Task statement ▸
Which of the lines in the records below hold the string "Transiciones"? Copy every one of them.

(Collected data)

::::

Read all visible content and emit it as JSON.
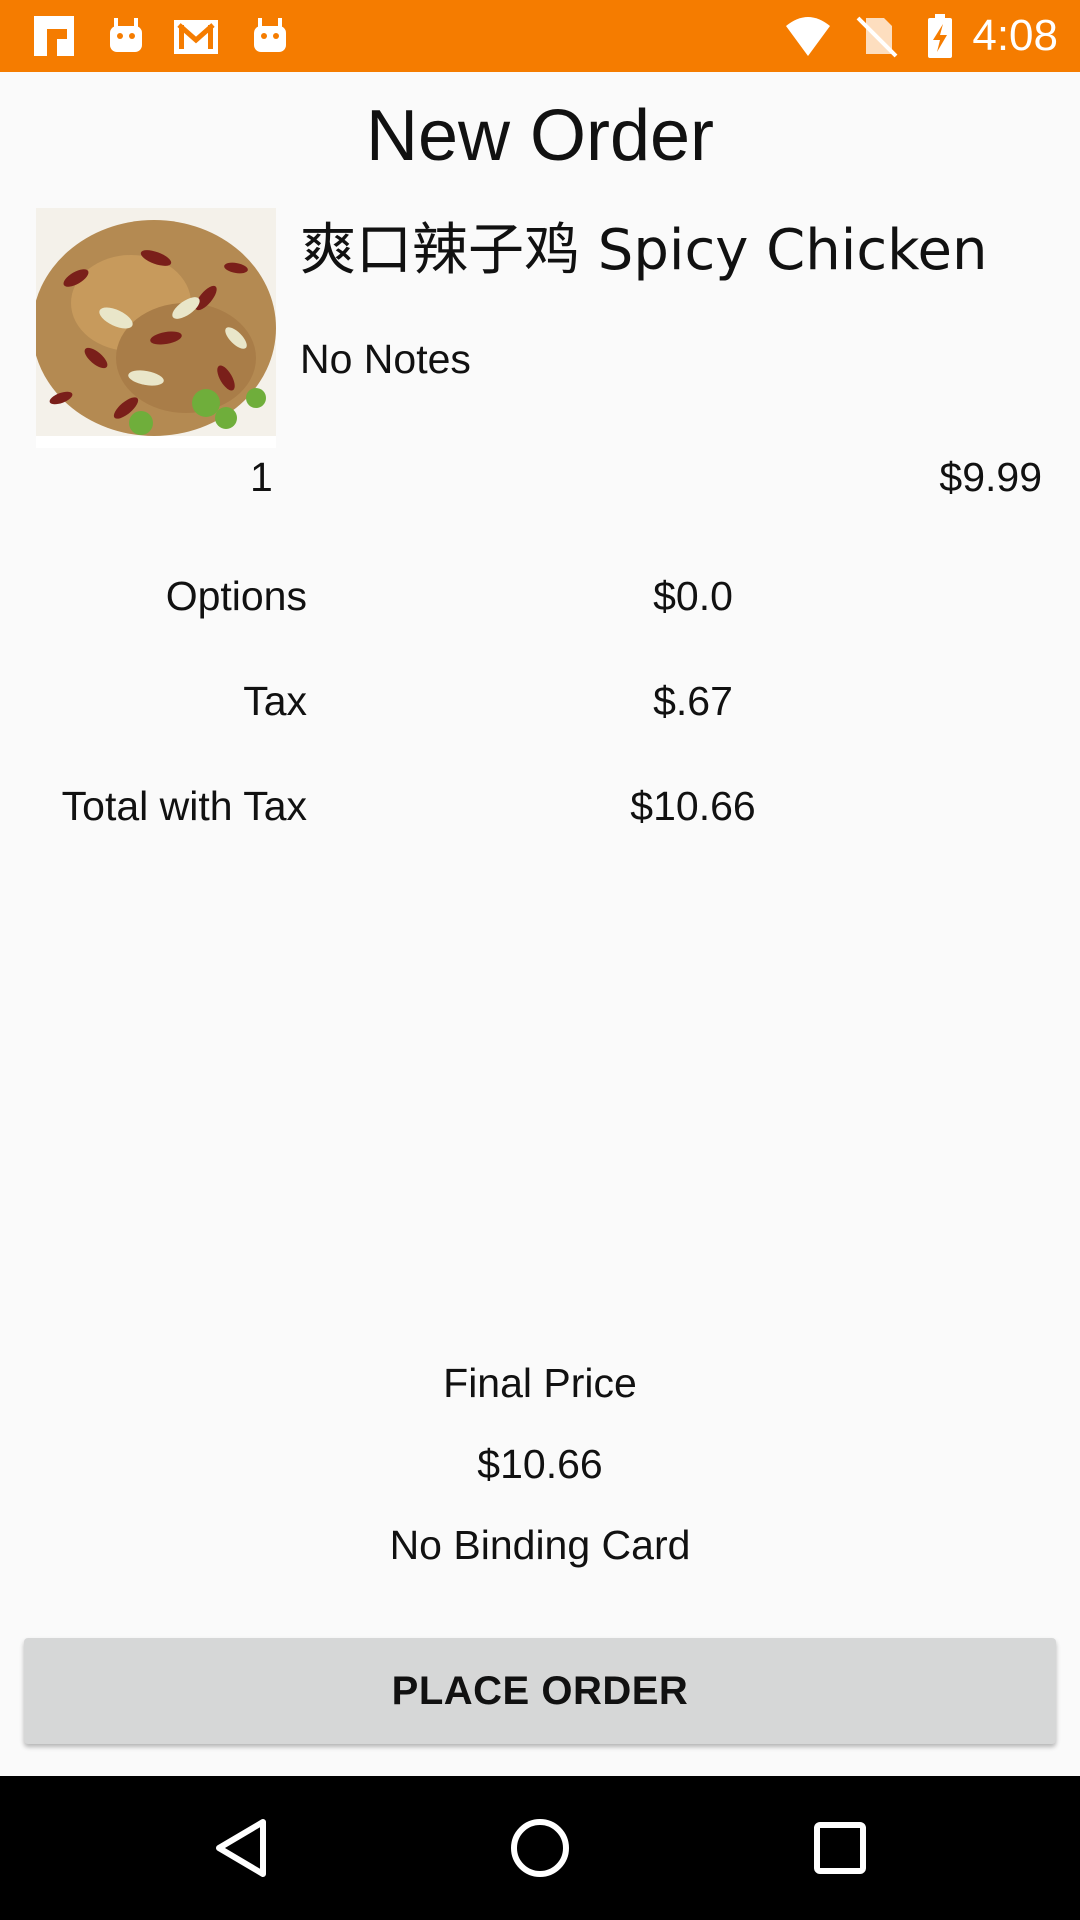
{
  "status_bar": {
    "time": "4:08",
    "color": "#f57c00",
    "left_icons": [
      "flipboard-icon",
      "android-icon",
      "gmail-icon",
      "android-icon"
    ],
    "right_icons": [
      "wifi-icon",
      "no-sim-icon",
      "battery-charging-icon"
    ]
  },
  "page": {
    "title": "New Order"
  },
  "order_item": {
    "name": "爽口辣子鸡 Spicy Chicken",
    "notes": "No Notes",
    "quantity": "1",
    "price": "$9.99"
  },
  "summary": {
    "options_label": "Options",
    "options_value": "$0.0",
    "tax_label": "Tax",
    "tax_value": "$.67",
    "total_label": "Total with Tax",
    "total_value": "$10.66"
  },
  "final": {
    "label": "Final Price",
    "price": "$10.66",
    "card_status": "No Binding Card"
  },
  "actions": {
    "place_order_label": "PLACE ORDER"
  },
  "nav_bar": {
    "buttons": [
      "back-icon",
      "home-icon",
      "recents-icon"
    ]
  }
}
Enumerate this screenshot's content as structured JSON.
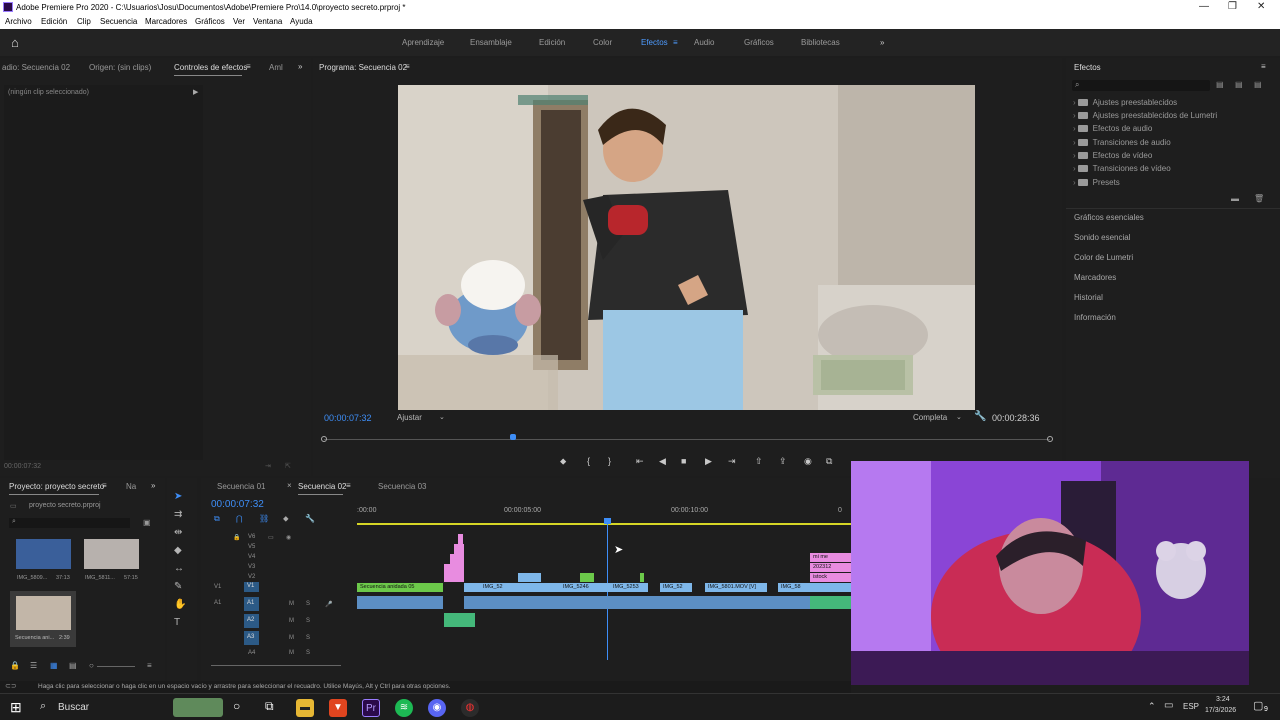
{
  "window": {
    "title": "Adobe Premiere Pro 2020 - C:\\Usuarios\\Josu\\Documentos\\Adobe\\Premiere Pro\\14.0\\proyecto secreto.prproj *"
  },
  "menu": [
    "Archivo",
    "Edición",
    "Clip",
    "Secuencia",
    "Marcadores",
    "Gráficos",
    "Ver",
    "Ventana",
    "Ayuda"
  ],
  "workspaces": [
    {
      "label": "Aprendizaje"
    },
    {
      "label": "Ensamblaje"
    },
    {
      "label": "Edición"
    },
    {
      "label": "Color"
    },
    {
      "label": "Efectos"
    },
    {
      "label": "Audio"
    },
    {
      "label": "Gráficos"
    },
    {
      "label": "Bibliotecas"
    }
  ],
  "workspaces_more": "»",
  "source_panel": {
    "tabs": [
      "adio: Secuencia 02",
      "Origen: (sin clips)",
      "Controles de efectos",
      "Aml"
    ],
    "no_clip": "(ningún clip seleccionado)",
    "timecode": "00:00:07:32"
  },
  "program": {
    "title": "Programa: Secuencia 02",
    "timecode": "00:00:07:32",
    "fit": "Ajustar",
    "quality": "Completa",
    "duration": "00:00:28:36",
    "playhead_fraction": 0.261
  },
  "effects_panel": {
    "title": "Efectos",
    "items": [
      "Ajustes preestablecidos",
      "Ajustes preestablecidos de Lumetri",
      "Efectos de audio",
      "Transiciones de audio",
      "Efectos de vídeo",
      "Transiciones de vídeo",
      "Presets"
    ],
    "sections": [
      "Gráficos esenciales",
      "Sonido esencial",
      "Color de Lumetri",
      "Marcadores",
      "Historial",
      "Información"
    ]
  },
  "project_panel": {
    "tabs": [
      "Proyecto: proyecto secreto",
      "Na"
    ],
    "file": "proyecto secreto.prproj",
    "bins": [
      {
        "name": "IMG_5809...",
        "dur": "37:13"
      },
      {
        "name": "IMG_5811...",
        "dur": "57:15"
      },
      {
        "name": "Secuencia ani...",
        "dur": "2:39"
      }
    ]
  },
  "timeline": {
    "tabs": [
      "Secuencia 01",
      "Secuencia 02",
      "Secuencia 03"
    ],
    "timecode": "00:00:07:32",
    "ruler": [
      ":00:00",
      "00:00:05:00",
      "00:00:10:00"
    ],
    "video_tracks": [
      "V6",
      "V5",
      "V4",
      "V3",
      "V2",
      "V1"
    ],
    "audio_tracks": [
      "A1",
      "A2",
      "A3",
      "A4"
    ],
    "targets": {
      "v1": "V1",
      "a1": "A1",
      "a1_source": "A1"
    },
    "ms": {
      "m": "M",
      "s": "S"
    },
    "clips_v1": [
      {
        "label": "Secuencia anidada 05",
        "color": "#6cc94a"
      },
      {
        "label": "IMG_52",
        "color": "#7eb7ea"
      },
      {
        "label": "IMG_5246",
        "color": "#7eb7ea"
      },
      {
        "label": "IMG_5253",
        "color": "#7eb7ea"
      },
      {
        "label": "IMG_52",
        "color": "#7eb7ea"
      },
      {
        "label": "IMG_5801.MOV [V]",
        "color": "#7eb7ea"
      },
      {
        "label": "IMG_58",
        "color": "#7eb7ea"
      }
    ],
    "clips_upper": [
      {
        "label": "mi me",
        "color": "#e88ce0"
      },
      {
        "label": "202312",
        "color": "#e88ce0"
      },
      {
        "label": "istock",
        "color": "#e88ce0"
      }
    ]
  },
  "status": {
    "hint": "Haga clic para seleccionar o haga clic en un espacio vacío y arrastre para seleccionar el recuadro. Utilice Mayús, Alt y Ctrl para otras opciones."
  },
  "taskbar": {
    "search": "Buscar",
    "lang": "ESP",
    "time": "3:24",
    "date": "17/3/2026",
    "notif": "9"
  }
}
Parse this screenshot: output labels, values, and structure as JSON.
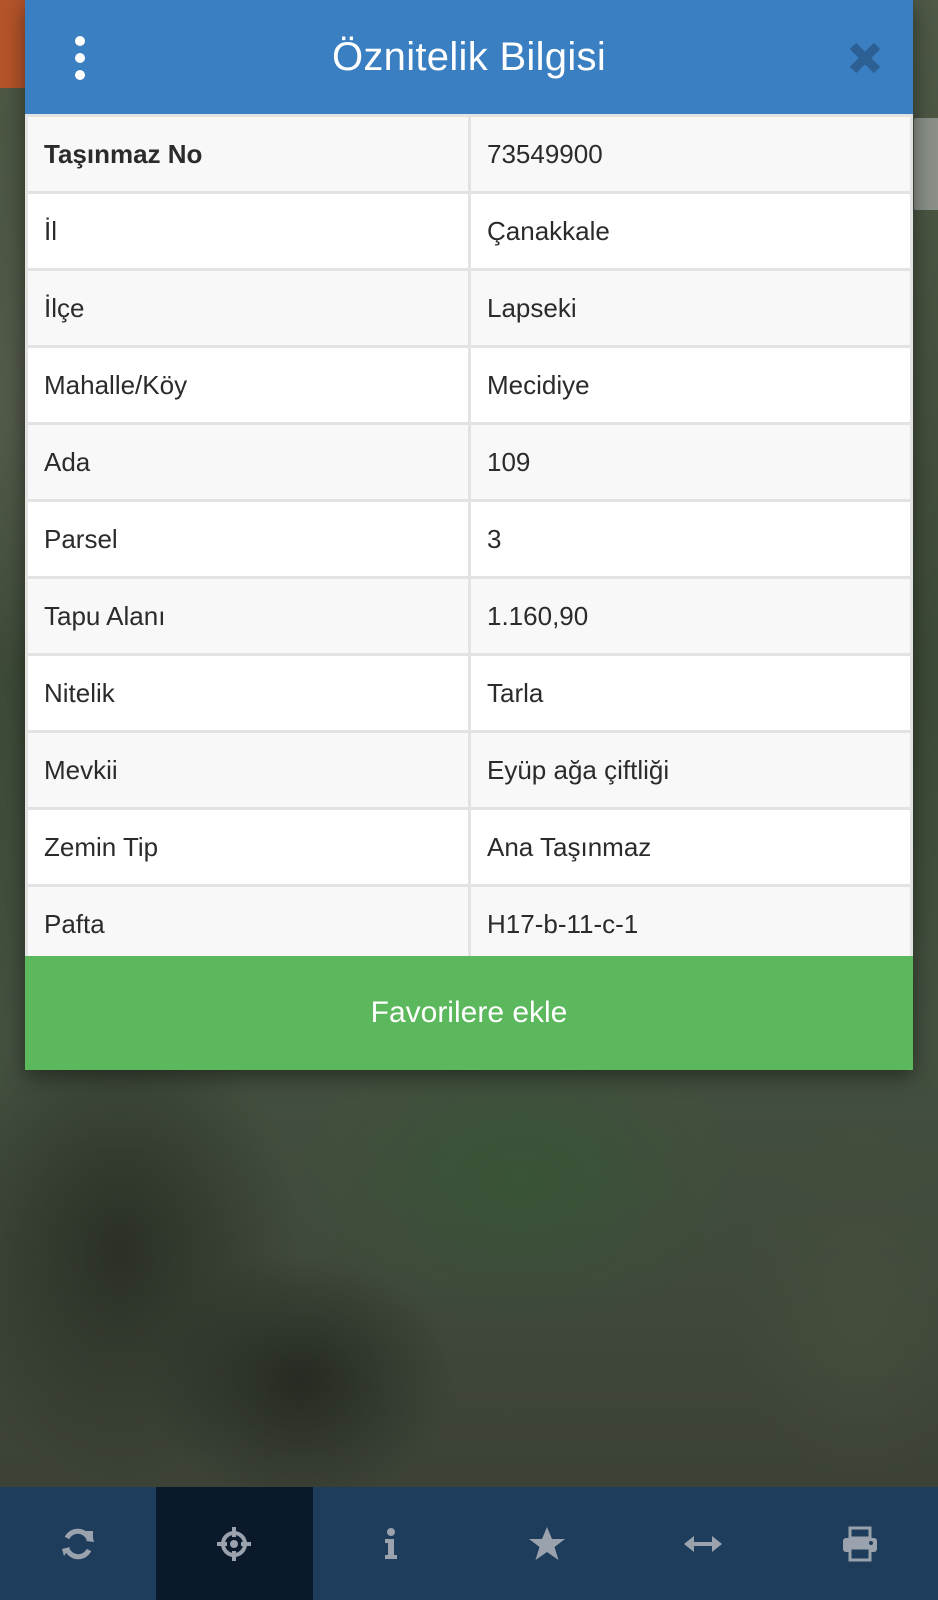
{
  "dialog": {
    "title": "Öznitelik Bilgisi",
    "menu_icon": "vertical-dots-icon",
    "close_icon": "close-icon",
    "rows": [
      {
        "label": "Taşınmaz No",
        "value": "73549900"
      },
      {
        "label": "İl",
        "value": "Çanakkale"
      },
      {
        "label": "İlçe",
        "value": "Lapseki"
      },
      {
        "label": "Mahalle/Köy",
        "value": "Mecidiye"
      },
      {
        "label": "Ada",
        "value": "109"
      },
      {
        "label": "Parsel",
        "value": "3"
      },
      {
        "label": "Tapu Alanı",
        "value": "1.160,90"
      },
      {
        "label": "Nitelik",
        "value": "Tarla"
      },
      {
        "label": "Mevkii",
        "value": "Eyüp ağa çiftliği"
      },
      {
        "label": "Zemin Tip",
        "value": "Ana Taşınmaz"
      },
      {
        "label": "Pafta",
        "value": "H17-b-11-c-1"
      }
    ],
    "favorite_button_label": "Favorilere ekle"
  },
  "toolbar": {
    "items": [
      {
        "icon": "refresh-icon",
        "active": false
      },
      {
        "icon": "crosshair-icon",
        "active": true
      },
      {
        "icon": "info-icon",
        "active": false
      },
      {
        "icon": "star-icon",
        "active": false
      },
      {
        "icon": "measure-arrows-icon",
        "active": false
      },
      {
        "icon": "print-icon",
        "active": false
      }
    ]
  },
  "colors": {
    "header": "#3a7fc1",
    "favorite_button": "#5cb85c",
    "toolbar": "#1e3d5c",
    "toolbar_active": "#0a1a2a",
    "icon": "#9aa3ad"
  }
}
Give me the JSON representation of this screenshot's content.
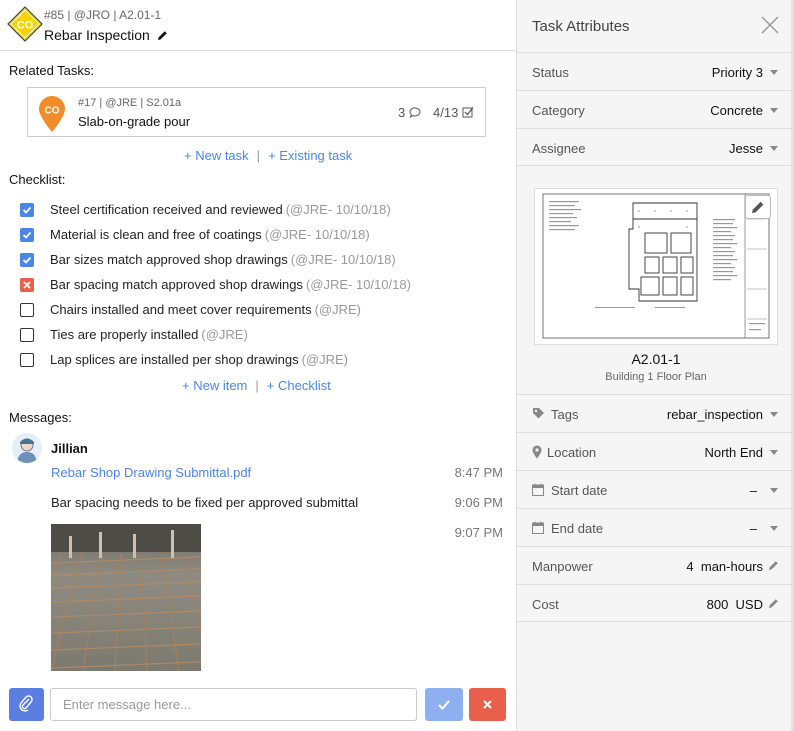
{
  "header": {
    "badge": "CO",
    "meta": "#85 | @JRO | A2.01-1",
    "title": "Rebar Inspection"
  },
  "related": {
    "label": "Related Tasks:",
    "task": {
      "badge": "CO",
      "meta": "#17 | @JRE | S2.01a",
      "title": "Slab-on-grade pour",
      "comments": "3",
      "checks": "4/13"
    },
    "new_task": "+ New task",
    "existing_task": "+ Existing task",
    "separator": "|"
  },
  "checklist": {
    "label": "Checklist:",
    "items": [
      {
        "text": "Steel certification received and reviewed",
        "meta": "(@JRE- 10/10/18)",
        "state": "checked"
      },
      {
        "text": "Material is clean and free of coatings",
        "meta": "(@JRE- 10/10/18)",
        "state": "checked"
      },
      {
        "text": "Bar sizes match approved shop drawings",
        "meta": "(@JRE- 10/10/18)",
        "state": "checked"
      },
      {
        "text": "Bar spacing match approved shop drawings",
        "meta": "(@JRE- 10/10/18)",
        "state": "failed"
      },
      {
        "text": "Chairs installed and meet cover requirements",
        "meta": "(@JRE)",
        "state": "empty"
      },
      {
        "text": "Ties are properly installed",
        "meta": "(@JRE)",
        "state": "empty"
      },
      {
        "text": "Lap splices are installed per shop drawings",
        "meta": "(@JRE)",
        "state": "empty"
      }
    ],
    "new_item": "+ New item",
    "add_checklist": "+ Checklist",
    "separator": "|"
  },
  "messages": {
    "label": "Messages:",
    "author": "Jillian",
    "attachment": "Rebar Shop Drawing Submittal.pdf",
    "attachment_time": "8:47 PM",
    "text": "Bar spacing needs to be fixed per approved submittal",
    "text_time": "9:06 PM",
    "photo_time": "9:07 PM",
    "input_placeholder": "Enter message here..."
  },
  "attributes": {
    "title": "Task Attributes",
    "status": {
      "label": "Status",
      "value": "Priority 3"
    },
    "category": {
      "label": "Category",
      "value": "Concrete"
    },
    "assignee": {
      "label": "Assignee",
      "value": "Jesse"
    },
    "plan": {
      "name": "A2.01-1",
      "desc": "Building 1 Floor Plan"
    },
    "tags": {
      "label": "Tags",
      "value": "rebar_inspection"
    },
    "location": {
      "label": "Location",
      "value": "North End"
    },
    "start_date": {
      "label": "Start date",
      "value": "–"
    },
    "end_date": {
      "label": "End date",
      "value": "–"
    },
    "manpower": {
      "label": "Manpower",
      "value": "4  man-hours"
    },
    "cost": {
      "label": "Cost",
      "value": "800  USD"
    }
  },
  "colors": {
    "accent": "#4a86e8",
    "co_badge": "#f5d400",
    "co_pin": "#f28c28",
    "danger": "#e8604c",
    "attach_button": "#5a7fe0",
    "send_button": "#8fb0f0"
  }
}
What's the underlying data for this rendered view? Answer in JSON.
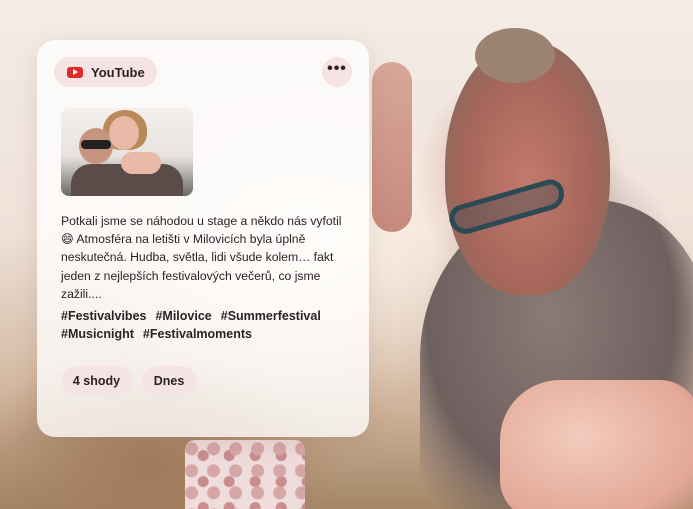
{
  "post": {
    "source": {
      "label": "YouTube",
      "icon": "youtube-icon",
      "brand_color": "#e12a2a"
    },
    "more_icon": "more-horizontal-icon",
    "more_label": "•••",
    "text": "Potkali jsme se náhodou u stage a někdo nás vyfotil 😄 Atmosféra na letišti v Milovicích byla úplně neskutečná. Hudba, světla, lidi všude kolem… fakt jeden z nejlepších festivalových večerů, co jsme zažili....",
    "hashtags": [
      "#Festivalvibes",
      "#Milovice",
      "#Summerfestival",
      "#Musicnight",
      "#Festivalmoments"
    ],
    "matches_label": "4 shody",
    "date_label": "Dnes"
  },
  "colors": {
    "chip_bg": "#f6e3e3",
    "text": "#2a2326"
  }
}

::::

Solution to this exercise ▸
      "Transiciones de audio",
      "Transiciones de vídeo",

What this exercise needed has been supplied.